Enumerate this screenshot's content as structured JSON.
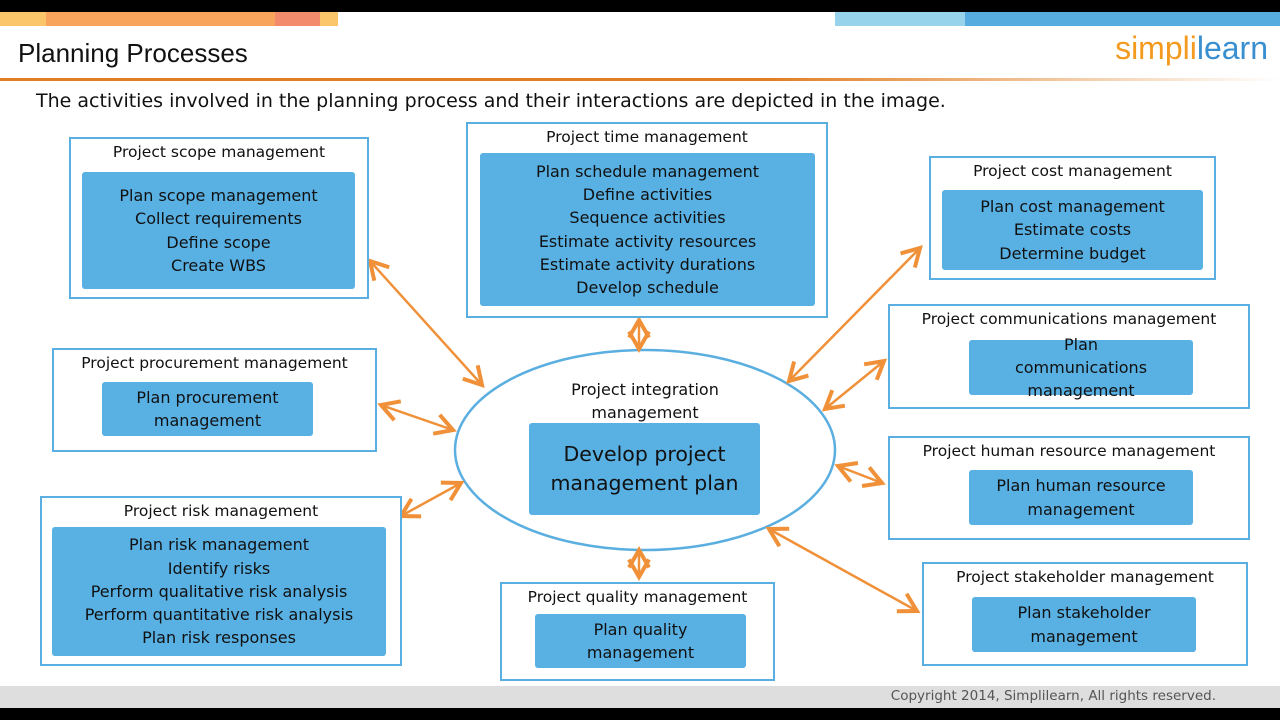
{
  "header": {
    "title": "Planning Processes",
    "subtitle": "The activities involved in the planning process and their interactions are depicted in the image.",
    "logo": "simplilearn"
  },
  "colors": {
    "box_border": "#5aaee0",
    "box_fill": "#58b0e3",
    "arrow": "#f0913a",
    "rule": "#e07f24"
  },
  "center": {
    "title": "Project integration management",
    "process": "Develop project management plan"
  },
  "areas": [
    {
      "title": "Project scope management",
      "processes": [
        "Plan scope management",
        "Collect requirements",
        "Define scope",
        "Create WBS"
      ]
    },
    {
      "title": "Project time management",
      "processes": [
        "Plan schedule management",
        "Define activities",
        "Sequence activities",
        "Estimate activity resources",
        "Estimate activity durations",
        "Develop schedule"
      ]
    },
    {
      "title": "Project cost management",
      "processes": [
        "Plan cost management",
        "Estimate costs",
        "Determine budget"
      ]
    },
    {
      "title": "Project communications management",
      "processes": [
        "Plan communications management"
      ]
    },
    {
      "title": "Project human resource management",
      "processes": [
        "Plan human resource management"
      ]
    },
    {
      "title": "Project stakeholder management",
      "processes": [
        "Plan stakeholder management"
      ]
    },
    {
      "title": "Project quality management",
      "processes": [
        "Plan quality management"
      ]
    },
    {
      "title": "Project risk management",
      "processes": [
        "Plan risk management",
        "Identify risks",
        "Perform qualitative risk analysis",
        "Perform quantitative risk analysis",
        "Plan risk responses"
      ]
    },
    {
      "title": "Project procurement management",
      "processes": [
        "Plan procurement management"
      ]
    }
  ],
  "footer": {
    "copyright": "Copyright 2014, Simplilearn, All rights reserved."
  }
}
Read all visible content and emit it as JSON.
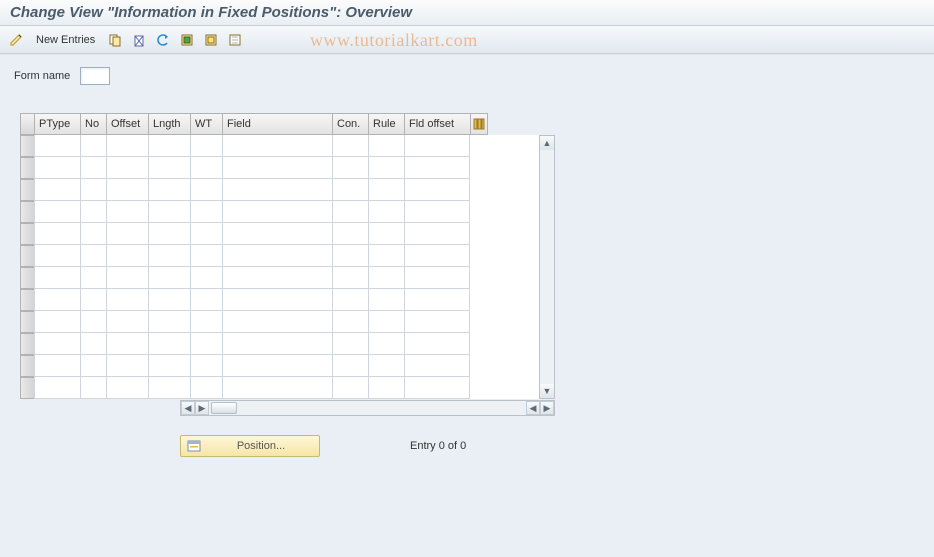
{
  "header": {
    "title": "Change View \"Information in Fixed Positions\": Overview"
  },
  "toolbar": {
    "new_entries": "New Entries"
  },
  "watermark": "www.tutorialkart.com",
  "form": {
    "form_name_label": "Form name",
    "form_name_value": ""
  },
  "grid": {
    "columns": {
      "ptype": "PType",
      "no": "No",
      "offset": "Offset",
      "lngth": "Lngth",
      "wt": "WT",
      "field": "Field",
      "con": "Con.",
      "rule": "Rule",
      "fldoffset": "Fld offset"
    },
    "rows": 12
  },
  "footer": {
    "position_label": "Position...",
    "entry_text": "Entry 0 of 0"
  }
}
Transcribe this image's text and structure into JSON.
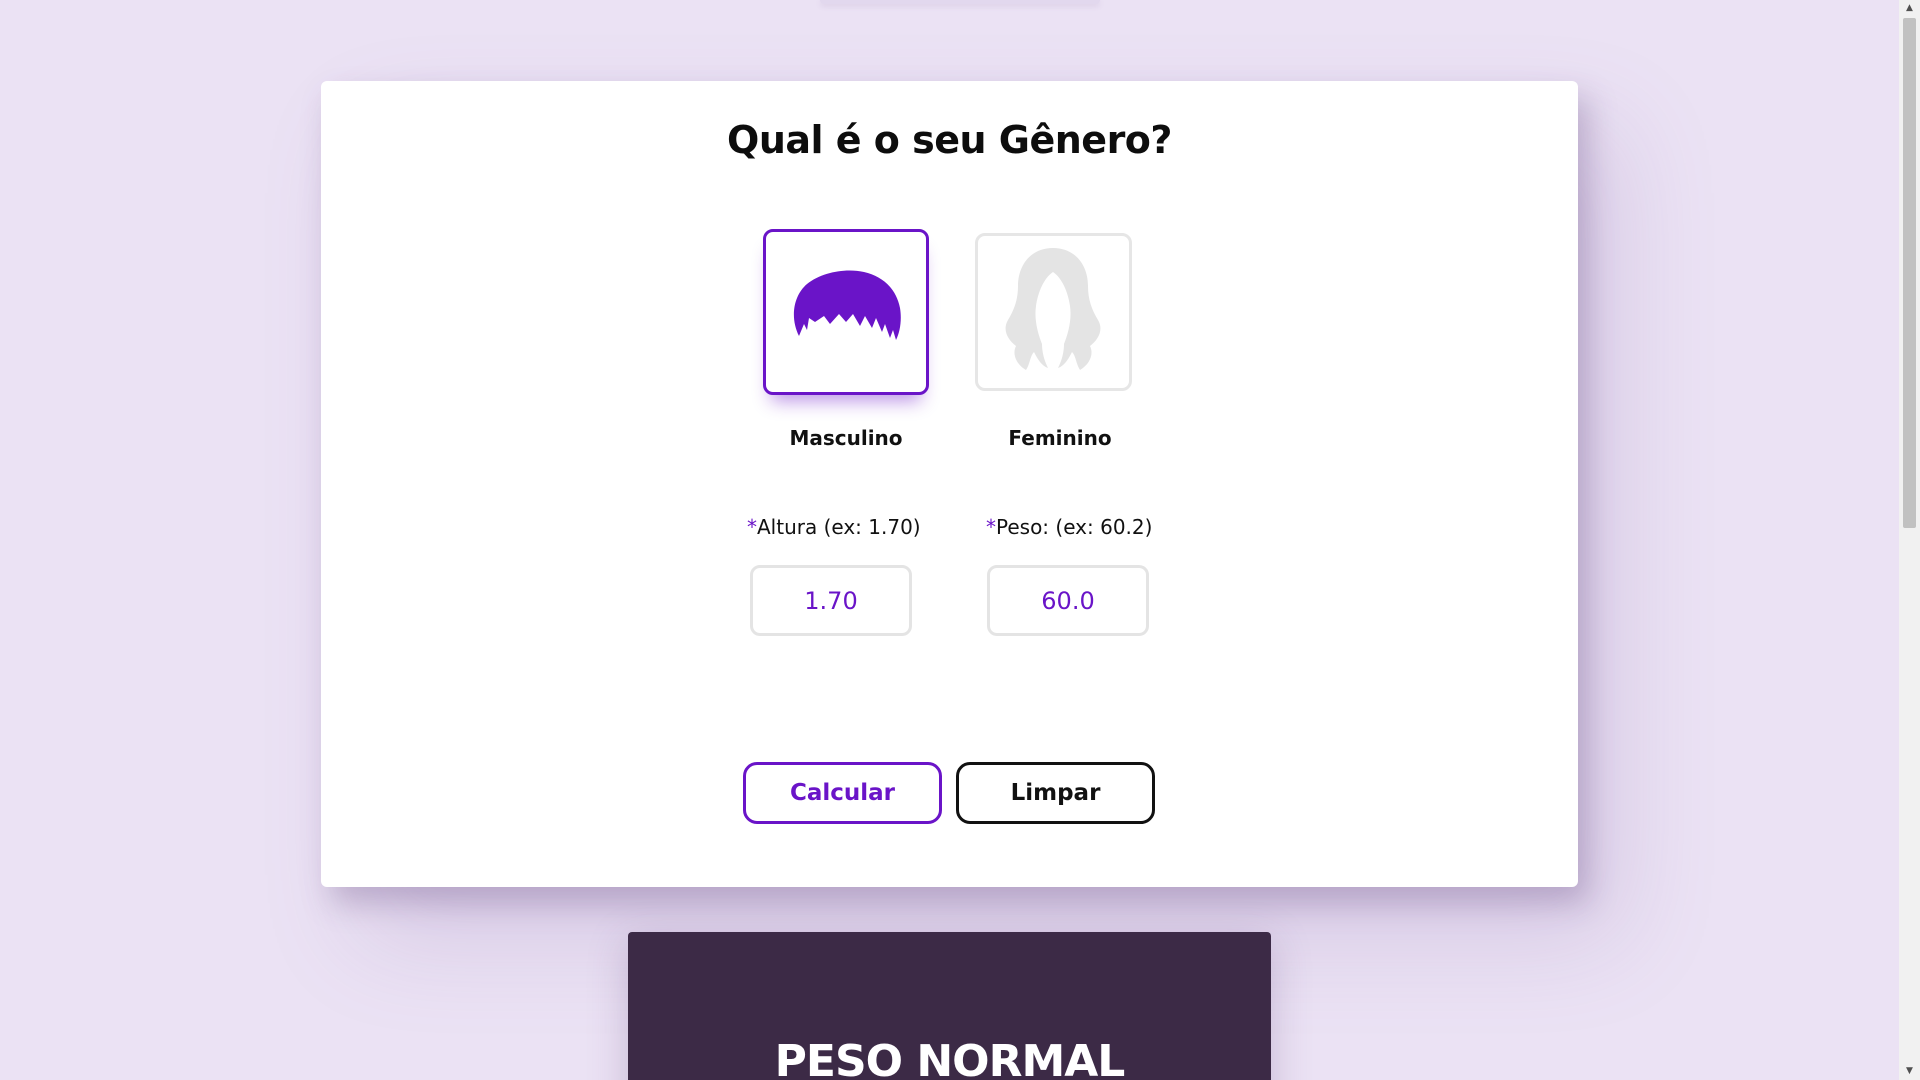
{
  "form": {
    "title": "Qual é o seu Gênero?",
    "gender_options": [
      {
        "label": "Masculino",
        "selected": true
      },
      {
        "label": "Feminino",
        "selected": false
      }
    ],
    "fields": {
      "required_mark": "*",
      "altura": {
        "label": "Altura (ex: 1.70)",
        "value": "1.70"
      },
      "peso": {
        "label": "Peso: (ex: 60.2)",
        "value": "60.0"
      }
    },
    "buttons": {
      "calculate": "Calcular",
      "clear": "Limpar"
    }
  },
  "result": {
    "title": "PESO NORMAL"
  },
  "colors": {
    "accent": "#6a14c8",
    "background": "#ebe2f4",
    "result_card": "#3c2a46",
    "inactive_icon": "#e4e4e4"
  },
  "icons": {
    "male": "male-hair-icon",
    "female": "female-hair-icon",
    "scroll_up": "scroll-up-arrow-icon",
    "scroll_down": "scroll-down-arrow-icon"
  }
}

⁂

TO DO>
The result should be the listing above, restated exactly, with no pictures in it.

SOLUTION TO THIS EXERCISE>
Enumerate this screenshot's content as structured JSON.
{
  "header": {
    "title": "Planning Processes",
    "subtitle": "The activities involved in the planning process and their interactions are depicted in the image.",
    "logo": "simplilearn"
  },
  "colors": {
    "box_border": "#5aaee0",
    "box_fill": "#58b0e3",
    "arrow": "#f0913a",
    "rule": "#e07f24"
  },
  "center": {
    "title": "Project integration management",
    "process": "Develop project management plan"
  },
  "areas": [
    {
      "title": "Project scope management",
      "processes": [
        "Plan scope management",
        "Collect requirements",
        "Define scope",
        "Create WBS"
      ]
    },
    {
      "title": "Project time management",
      "processes": [
        "Plan schedule management",
        "Define activities",
        "Sequence activities",
        "Estimate activity resources",
        "Estimate activity durations",
        "Develop schedule"
      ]
    },
    {
      "title": "Project cost management",
      "processes": [
        "Plan cost management",
        "Estimate costs",
        "Determine budget"
      ]
    },
    {
      "title": "Project communications management",
      "processes": [
        "Plan communications management"
      ]
    },
    {
      "title": "Project human resource management",
      "processes": [
        "Plan human resource management"
      ]
    },
    {
      "title": "Project stakeholder management",
      "processes": [
        "Plan stakeholder management"
      ]
    },
    {
      "title": "Project quality management",
      "processes": [
        "Plan quality management"
      ]
    },
    {
      "title": "Project risk management",
      "processes": [
        "Plan risk management",
        "Identify risks",
        "Perform qualitative risk analysis",
        "Perform quantitative risk analysis",
        "Plan risk responses"
      ]
    },
    {
      "title": "Project procurement management",
      "processes": [
        "Plan procurement management"
      ]
    }
  ],
  "footer": {
    "copyright": "Copyright 2014, Simplilearn, All rights reserved."
  }
}
Read all visible content and emit it as JSON.
{
  "header": {
    "title": "Change View \"Information in Fixed Positions\": Overview"
  },
  "toolbar": {
    "new_entries": "New Entries"
  },
  "watermark": "www.tutorialkart.com",
  "form": {
    "form_name_label": "Form name",
    "form_name_value": ""
  },
  "grid": {
    "columns": {
      "ptype": "PType",
      "no": "No",
      "offset": "Offset",
      "lngth": "Lngth",
      "wt": "WT",
      "field": "Field",
      "con": "Con.",
      "rule": "Rule",
      "fldoffset": "Fld offset"
    },
    "rows": 12
  },
  "footer": {
    "position_label": "Position...",
    "entry_text": "Entry 0 of 0"
  }
}
Transcribe this image's text and structure into JSON.
{
  "form": {
    "title": "Qual é o seu Gênero?",
    "gender_options": [
      {
        "label": "Masculino",
        "selected": true
      },
      {
        "label": "Feminino",
        "selected": false
      }
    ],
    "fields": {
      "required_mark": "*",
      "altura": {
        "label": "Altura (ex: 1.70)",
        "value": "1.70"
      },
      "peso": {
        "label": "Peso: (ex: 60.2)",
        "value": "60.0"
      }
    },
    "buttons": {
      "calculate": "Calcular",
      "clear": "Limpar"
    }
  },
  "result": {
    "title": "PESO NORMAL"
  },
  "colors": {
    "accent": "#6a14c8",
    "background": "#ebe2f4",
    "result_card": "#3c2a46",
    "inactive_icon": "#e4e4e4"
  },
  "icons": {
    "male": "male-hair-icon",
    "female": "female-hair-icon",
    "scroll_up": "scroll-up-arrow-icon",
    "scroll_down": "scroll-down-arrow-icon"
  }
}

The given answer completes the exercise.